How To Make Kicking Booze Less Miserable
…by intentionally replacing alcohol with these four healthy(er) habits
“Isn’t it hard to quit drinking?”
“How do you relax or socialize without alcohol?”
“I could never do that!”
These are some real things people have said to me when I’ve told them I am taking a year-long (off the record: possibly forever) break from drinking alcohol. Yes, it was hard at first. While I can’t say for certain the magic spell for lasting and long-term sobriety, I do know some tips and tricks that have made last 109 days less painful, and, dare I say, glorious! Aside from the threat of public shame, there are
four things you need to quit alcohol:
A replacement habit for your oral fixation. For me, that was sparkling waters (pear-pear La Croix, what’s good?) because I had to constantly open a can and compulsively sip on something*. For you that could look like gum, lollipops, flossers, or drinking juice out of a wine glass.
*Context: I used to drink White Claws all day so this makes sense for my situation
A replacement habit for your mind because drinking silenced all those intrusive thoughts. For me, that was books and audio books I could focus on, get excited about, and learn from. For you that could be sudoku, crochet, journaling, or a puzzle.
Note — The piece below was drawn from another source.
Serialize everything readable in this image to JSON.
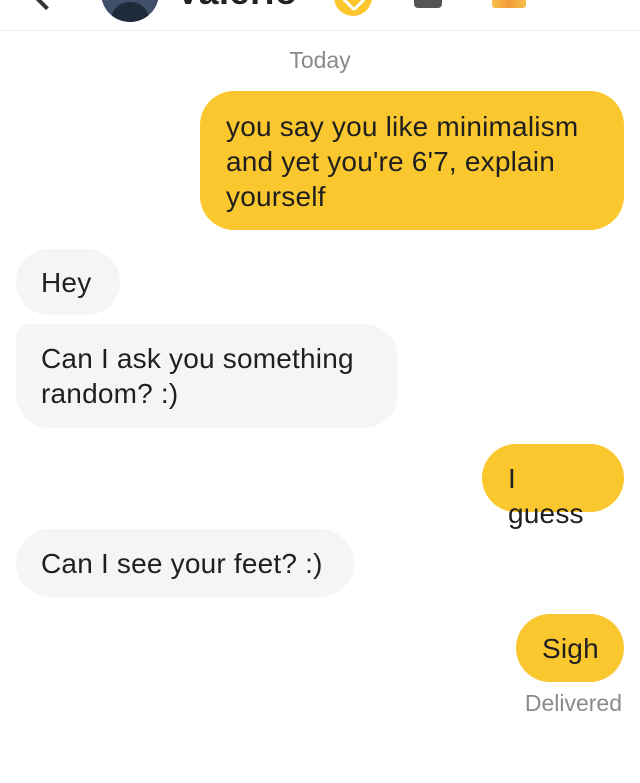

A replacement habit for relaxation because we used to use alcohol to relax. For me, that is smoking weed. I know it’s not the healthiest habit and soon I plan on getting to a place where I am better equipped to self-soothe and regulate my emotions, but that’s not right now <3 For you – and future me – that might look like deep breathing exercises, meditation, or self-care.
A replacement habit for the body. Alcohol makes you tired! When I stopped drinking I had all this energy all of a sudden and didn’t know what to do with it. For me, going to the gym and lifting weights feels really good. For you, that might look like walking your dog more, taking barre classes, or simply making a point to take ten minutes everyday and have a dance break.
To reiterate: these replacements work FOR ME, and will be different for everyone. You don’t need to have them all figured out, however, preparation is *key* when quitting. So if you’re serious, your job is to experiment until you know which substitutions work best for you. Get creative, get curious, have fun, think outside the box and you may just find a hidden passion you didn’t even know you had!
I know all of this sounds a little elementary and basic, and it is. That’s the point — small changes make a bigger difference than you might think.
—> What are some replacements you would use? Any you think I should try?